Step 2: Modify OpenSim.ini on both grids
The “Installing and running HyperGrid” section of the HyperGrid page in the OpenSim wiki is excellent, you can follow the instructions there to modify your OpenSim.ini files. Except for the http_listener_ port and remoting_listener_port variables, please use the port numbers as shown (port numbers come at the end of urls, preceded by a colon — 9300 and 8001-8004 in the examples; modify them if necessary). Here are the modified OpenSim.ini files for the “zonja”
Step 3: Modify region files to use external host names
Go to “C:\Program Files\OpenSim\Regions”. You’ll see one or more .xml files. Open them one by one with NotePad and change the “external_host_name” parameter to point to the name defined in Step 1 (if you’re using different machines to run your grid you know what to do).
Step 4: Modify region files to check that the coordinates of your maps don’t overlap
This one isn’t documented anywhere and it made us lose more than two hours! If the destination region in the destination world has the same (x,y) coordinates as the origin region in the origin world, the teleport will fail, and you will be logged off. The coordinates of your islands are located in the .xml files of “C:\Program Files\OpenSim\Regions”, under parameter names sim_location_x and sim_location_y. Make sure that these are not identical in both worlds (also make sure they are not more than 4000 apart). In our case, we set “Condensation Land”, the unique island at “zonja”, at (1000,1000) in my machine’s map, and “Ludmilla’s Island”, the unique island at “ludmilla”, at (1010,1010) in Ludmilla’s machine map. You may want to review the “default_location_x” and “default_location_y” of your respective OpenSim.ini files and change them accordingly too.
Step 5: Start OpenSim in HyperGrid mode and check that hypergrid is working
Go to Start -> Run, type “cmd” and press ENTER, type “cd \Program Files\OpenSim” and press enter, type “OpenSim -hypergrid=true”.
Wait until you get the “Region <root> # :” prompt. Type “link-region” and press enter.
You should get a reply; if not, something is not working properly.
Step 6: Link your worlds!
On the OpenSim console, at the “Region <root> # :” prompt, type

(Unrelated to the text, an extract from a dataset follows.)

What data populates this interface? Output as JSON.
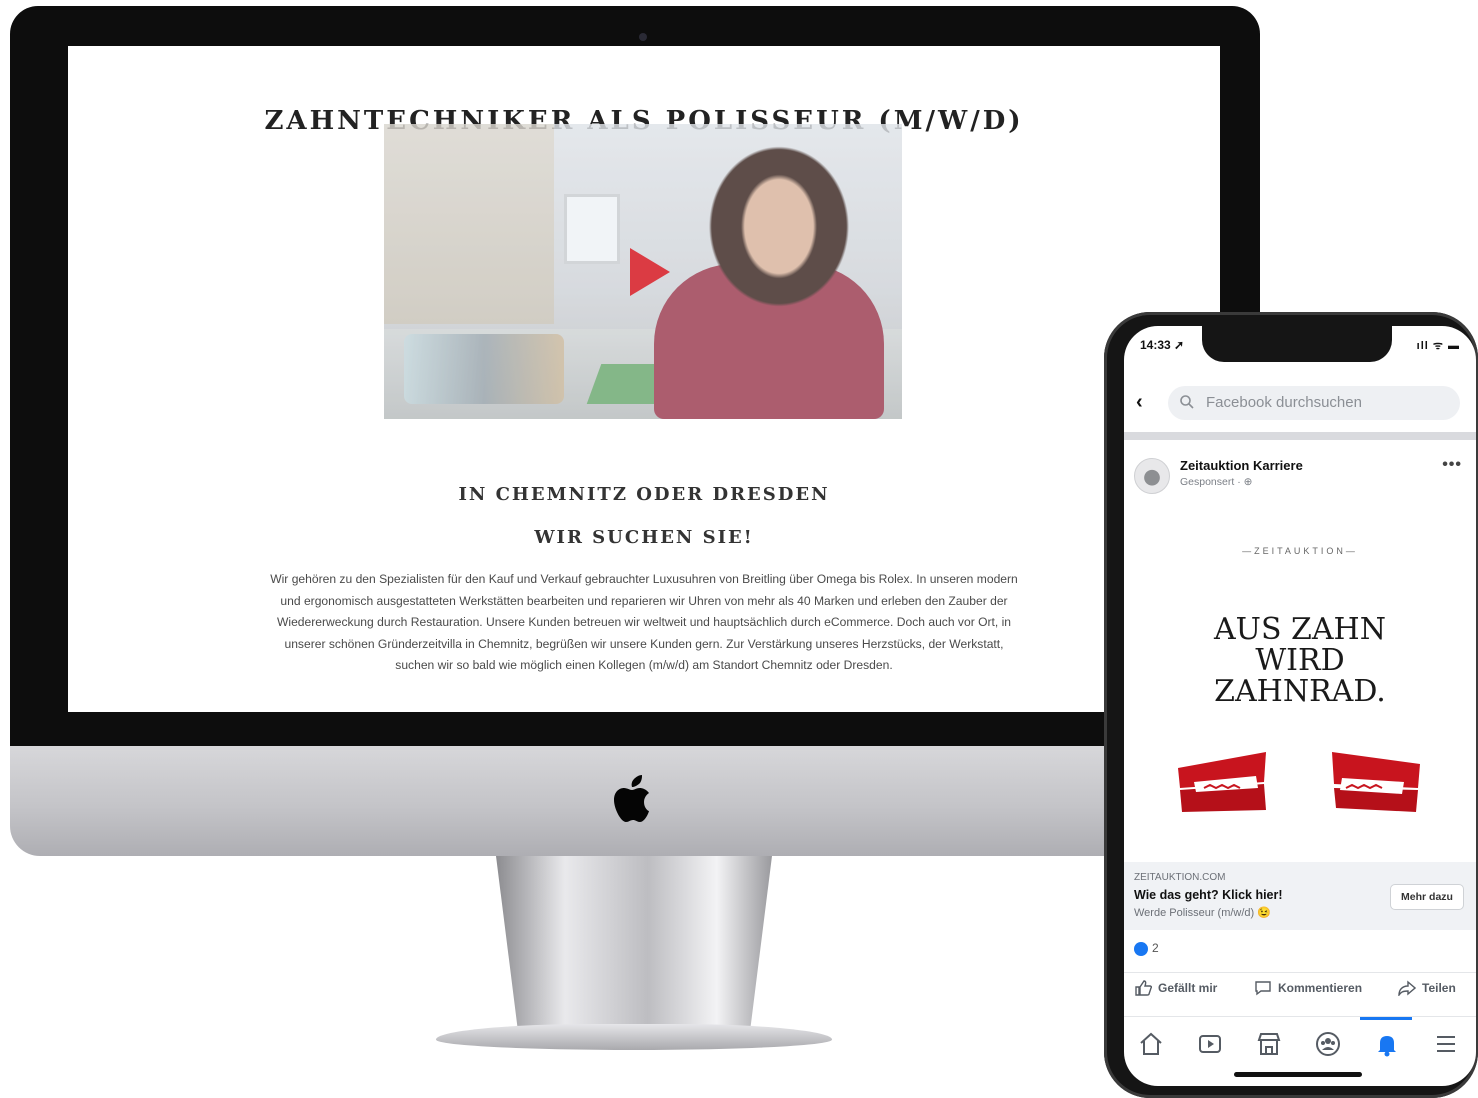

link-region <Xloc> <Yloc> destination.world.address port Destination World Gateway
Use Xloc and Yloc that make sense to your world, i.e. close to your regions, but not adjacent. For example, since “Condensation Land” was at (1000,1000) in my world’s map, (1002,1000) was a good position to put Ludmilla’s Island from Ludmilla’s world:
link-region 1002 1000 ludmilla 9000 Ludmilla's Gateway
If all goes well, you’ll get a handshake confirmation message.
Step 7: Log in, and make sure that home is defined for your avatar
If you have not, go to World -> Set home to here in the Second Life client; otherwise your teleport will fail.
Step 8: Open the map and wonder
You should see your islands, and, in addition, the gateway island from the other world in your map!
Here’s the map before region linking:
and here’s the map after region linking:
Step 9: Teleport between worlds
By using the map.
Step 10: Party :-)
- My tutorial Installing OpenSim in Windows XP with MySQL
- The HyperGrid page in the OpenSim Wiki. It’s the source of information I’ve used to conduct my tests and to write this post.
- Vint Falken’s OpenSim goes Hyper – The Hypergrid.
- justincc’s thought-provoking Could there be a future without big grids?
- justincc’s What is the Hypergrid?